- I realize that I have a passive / accepting / following personality. This makes it difficult for me to find a romantic partner because I almost never make romantic advances and because this passive role is not considered masculine by typical American norms. However, I feel best when I am supporting and often taking direction from an individual with a strong sense of vision and drive. My musical persona as bassist and supporting instrumentalist is an expression of this strongly Yin character in my personality. Deliberately stepping outside of this Yin role (as with the band Blackfire) can be energizing and empowering, but I find nourishment in the nature of supporting, following, and being receptive. Every woman I have dated is also attracted to women. Coincidence? ^_^
An evolving meditation practice. I still meditate every day, but I am less worried about doing it *right*. I scratch myself. I pause my timer and get a glass of water. I crack the bones of my feet and knuckles. Looking back, it's the same attitude I have toward music practice. When I practice the cello, I play intently for a while, take a break, jam a little bit and get distracted, return to practicing intently, etc.
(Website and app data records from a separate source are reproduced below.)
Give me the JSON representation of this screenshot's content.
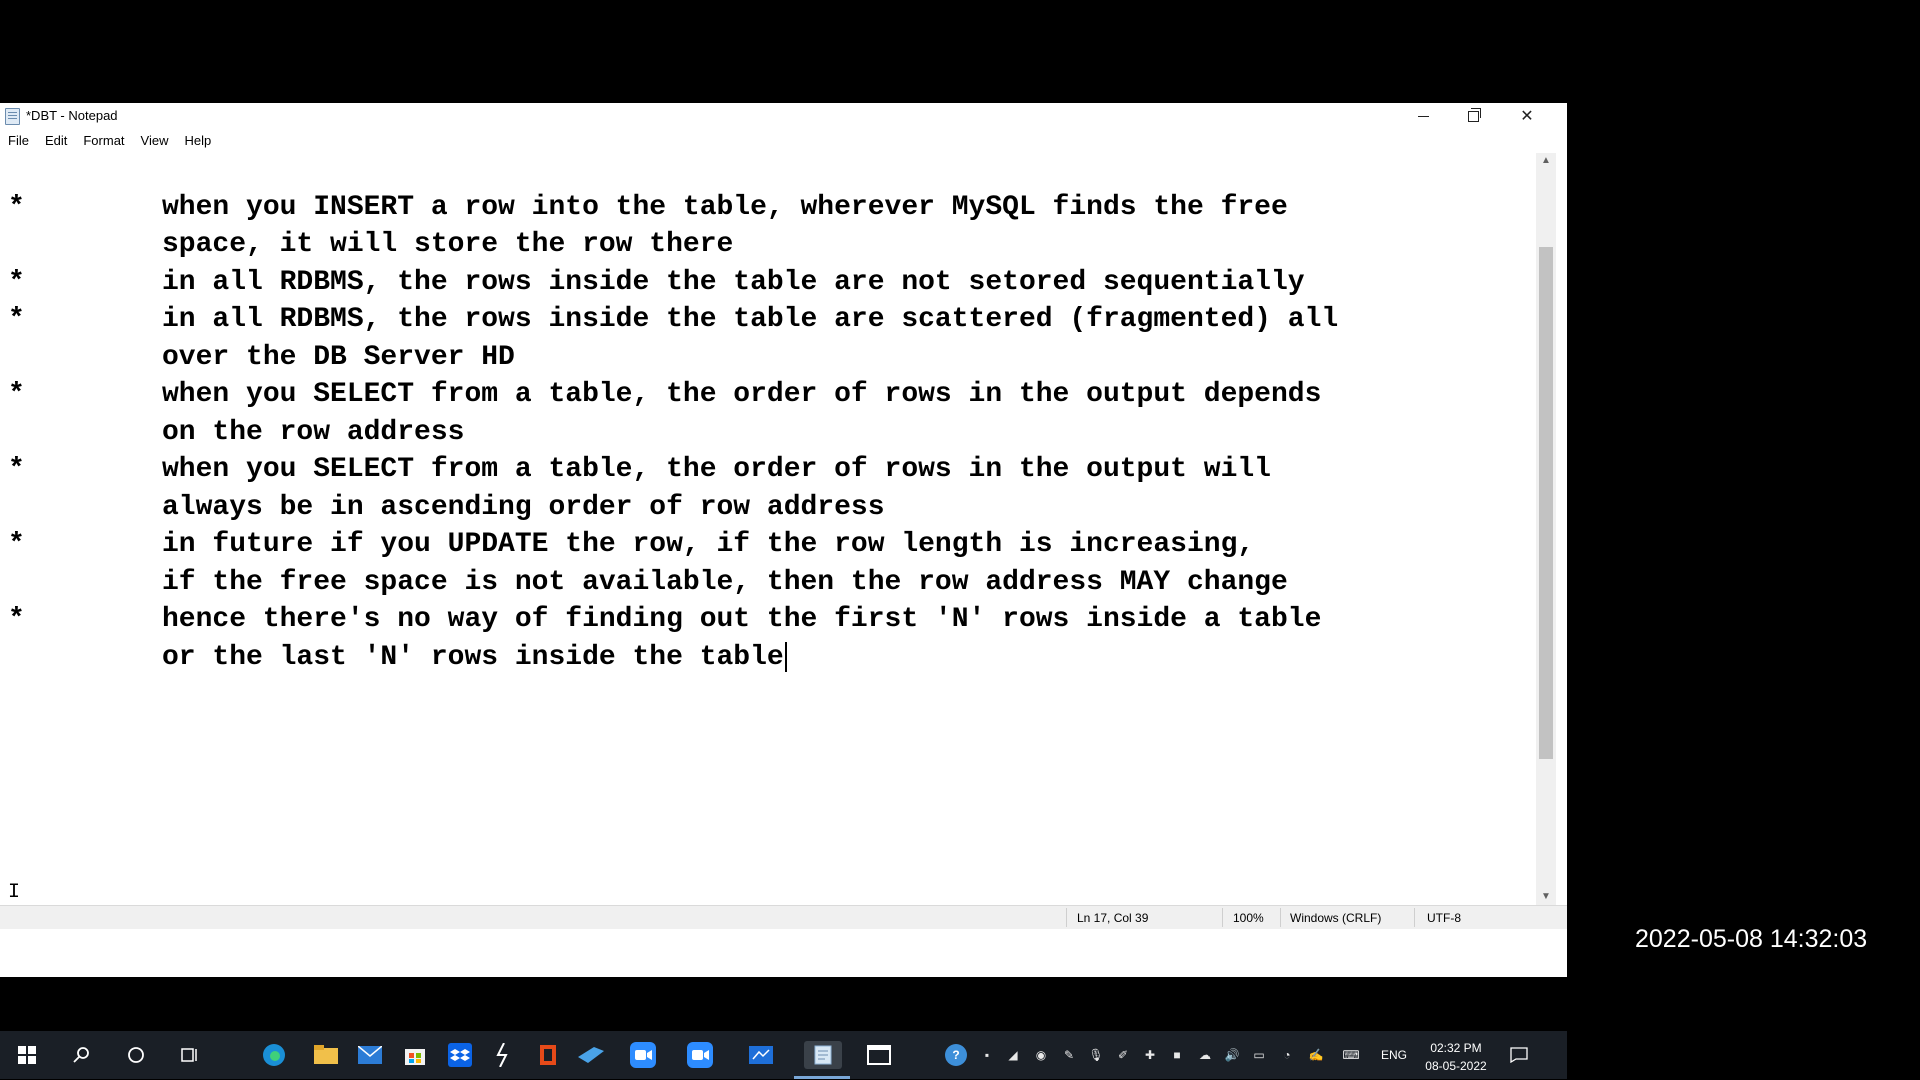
{
  "window": {
    "title": "*DBT - Notepad",
    "buttons": {
      "minimize": "—",
      "maximize": "❐",
      "close": "✕"
    }
  },
  "menu": [
    {
      "label": "File"
    },
    {
      "label": "Edit"
    },
    {
      "label": "Format"
    },
    {
      "label": "View"
    },
    {
      "label": "Help"
    }
  ],
  "editor": {
    "lines": [
      {
        "bullet": "*",
        "text": "when you INSERT a row into the table, wherever MySQL finds the free"
      },
      {
        "bullet": "",
        "text": "space, it will store the row there"
      },
      {
        "bullet": "*",
        "text": "in all RDBMS, the rows inside the table are not setored sequentially"
      },
      {
        "bullet": "*",
        "text": "in all RDBMS, the rows inside the table are scattered (fragmented) all"
      },
      {
        "bullet": "",
        "text": "over the DB Server HD"
      },
      {
        "bullet": "*",
        "text": "when you SELECT from a table, the order of rows in the output depends"
      },
      {
        "bullet": "",
        "text": "on the row address"
      },
      {
        "bullet": "*",
        "text": "when you SELECT from a table, the order of rows in the output will"
      },
      {
        "bullet": "",
        "text": "always be in ascending order of row address"
      },
      {
        "bullet": "*",
        "text": "in future if you UPDATE the row, if the row length is increasing,"
      },
      {
        "bullet": "",
        "text": "if the free space is not available, then the row address MAY change"
      },
      {
        "bullet": "*",
        "text": "hence there's no way of finding out the first 'N' rows inside a table"
      },
      {
        "bullet": "",
        "text": "or the last 'N' rows inside the table"
      }
    ]
  },
  "status": {
    "position": "Ln 17, Col 39",
    "zoom": "100%",
    "line_endings": "Windows (CRLF)",
    "encoding": "UTF-8"
  },
  "taskbar": {
    "icons": [
      "windows-start-icon",
      "search-icon",
      "cortana-icon",
      "task-view-icon",
      "edge-icon",
      "file-explorer-icon",
      "mail-icon",
      "store-icon",
      "dropbox-icon",
      "app-icon",
      "office-icon",
      "azure-data-icon",
      "zoom-icon",
      "zoom-meeting-icon",
      "whiteboard-icon",
      "notepad-icon",
      "terminal-icon"
    ],
    "tray": {
      "language": "ENG"
    },
    "clock": {
      "time": "02:32 PM",
      "date": "08-05-2022"
    }
  },
  "overlay": {
    "timestamp": "2022-05-08 14:32:03"
  },
  "colors": {
    "taskbar": "#1a1f26",
    "accent": "#7aa8d8",
    "editor_bg": "#ffffff"
  }
}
And results come even if to an outsider I am not practicing as efficiently as possible. If I were to judge myself for not being able to engage in laser focus for hours at a time, I probably would not practice much at all. Bringing the same attitude to my meditation practice has helped eliminate a layer of anxiety from my day. Who wants to meditate if you are cultivating self-judgment the whole time?
Working on something big and kind of scary. I am going to tour with Blackfire and ...Y Los Dos Pistoles in June and this is my first time booking a tour. It really triggers feelings of unworthiness and vulnerability and a part of me screams to not want to do it at all, but pushing through those feelings and seeing it slowly come together has been really rewarding.